What you need to do: The count of lines below that include the string "true" is the whole answer; write it alone.

Given data:
═══
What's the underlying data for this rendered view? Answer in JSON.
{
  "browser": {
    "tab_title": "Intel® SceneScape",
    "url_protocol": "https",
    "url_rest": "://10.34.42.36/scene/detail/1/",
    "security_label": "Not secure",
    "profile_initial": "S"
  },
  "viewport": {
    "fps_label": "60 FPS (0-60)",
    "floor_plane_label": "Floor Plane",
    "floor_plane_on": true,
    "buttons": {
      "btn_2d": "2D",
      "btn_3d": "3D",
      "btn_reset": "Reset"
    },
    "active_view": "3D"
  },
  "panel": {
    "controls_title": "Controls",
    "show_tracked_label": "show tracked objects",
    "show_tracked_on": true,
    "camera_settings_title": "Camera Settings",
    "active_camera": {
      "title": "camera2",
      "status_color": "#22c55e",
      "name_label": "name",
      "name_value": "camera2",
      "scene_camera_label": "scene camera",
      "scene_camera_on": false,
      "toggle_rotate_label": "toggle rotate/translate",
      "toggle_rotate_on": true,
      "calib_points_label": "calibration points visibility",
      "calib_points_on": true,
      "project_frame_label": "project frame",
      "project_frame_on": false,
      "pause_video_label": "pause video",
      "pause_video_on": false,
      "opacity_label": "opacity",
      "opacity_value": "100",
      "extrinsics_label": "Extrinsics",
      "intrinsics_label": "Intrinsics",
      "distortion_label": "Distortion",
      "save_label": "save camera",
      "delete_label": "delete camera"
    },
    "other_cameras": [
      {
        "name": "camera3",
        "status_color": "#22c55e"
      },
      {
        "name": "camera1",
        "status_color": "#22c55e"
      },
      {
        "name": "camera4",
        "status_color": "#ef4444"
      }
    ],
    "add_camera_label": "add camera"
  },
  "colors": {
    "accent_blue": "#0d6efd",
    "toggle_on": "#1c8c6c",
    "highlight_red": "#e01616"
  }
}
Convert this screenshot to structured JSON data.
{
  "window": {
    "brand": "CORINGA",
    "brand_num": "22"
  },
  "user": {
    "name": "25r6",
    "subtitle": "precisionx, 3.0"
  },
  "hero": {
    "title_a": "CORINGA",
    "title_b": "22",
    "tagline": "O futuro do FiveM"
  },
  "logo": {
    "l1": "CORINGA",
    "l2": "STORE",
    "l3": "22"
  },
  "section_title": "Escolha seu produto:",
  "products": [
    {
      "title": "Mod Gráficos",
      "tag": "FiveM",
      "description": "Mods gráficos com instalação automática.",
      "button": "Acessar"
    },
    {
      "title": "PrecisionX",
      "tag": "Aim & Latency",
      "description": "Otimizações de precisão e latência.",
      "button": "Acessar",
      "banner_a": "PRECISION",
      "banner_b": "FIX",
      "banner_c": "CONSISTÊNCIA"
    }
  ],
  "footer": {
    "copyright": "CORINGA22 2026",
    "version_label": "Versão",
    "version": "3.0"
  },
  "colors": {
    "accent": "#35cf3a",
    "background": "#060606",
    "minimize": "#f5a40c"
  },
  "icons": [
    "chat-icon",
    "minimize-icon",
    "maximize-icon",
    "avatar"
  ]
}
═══
Output for this task: 4